THE TASK:
Nothing but a number should be written: the count of lines below that contain "Management".

Start of Block

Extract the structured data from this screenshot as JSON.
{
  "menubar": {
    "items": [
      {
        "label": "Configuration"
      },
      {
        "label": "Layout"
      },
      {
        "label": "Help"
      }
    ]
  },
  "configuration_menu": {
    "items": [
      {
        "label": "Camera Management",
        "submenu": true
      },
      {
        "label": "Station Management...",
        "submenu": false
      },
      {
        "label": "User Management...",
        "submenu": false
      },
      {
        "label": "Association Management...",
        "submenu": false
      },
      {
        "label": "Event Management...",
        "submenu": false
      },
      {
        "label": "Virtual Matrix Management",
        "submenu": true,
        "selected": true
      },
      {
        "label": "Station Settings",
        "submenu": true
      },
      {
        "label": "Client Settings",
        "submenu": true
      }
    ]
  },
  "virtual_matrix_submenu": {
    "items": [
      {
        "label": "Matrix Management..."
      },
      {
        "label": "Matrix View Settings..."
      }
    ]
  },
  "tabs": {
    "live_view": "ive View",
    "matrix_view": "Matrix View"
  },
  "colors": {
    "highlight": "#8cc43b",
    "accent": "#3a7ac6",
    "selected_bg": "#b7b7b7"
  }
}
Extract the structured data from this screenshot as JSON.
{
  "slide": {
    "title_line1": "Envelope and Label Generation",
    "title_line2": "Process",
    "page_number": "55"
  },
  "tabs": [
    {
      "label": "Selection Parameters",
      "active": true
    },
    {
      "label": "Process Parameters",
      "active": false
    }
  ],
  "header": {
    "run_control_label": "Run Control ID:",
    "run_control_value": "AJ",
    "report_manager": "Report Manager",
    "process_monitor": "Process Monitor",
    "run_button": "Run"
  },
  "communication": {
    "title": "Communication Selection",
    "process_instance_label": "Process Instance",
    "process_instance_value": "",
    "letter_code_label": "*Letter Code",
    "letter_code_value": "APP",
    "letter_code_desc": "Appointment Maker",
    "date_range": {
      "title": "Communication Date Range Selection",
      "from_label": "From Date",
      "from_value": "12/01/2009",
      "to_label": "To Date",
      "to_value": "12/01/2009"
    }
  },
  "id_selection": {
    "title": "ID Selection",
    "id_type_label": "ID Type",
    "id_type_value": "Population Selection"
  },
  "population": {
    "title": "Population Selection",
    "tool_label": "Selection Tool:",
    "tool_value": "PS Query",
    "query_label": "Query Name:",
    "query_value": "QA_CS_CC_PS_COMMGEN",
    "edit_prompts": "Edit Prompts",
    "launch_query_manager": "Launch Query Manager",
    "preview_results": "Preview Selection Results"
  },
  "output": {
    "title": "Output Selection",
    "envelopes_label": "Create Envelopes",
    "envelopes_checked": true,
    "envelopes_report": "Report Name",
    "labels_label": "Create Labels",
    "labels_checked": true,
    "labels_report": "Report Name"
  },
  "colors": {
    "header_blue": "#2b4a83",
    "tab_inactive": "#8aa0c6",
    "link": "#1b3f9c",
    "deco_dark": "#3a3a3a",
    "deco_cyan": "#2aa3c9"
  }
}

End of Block

WRITTEN SOLUTION:
7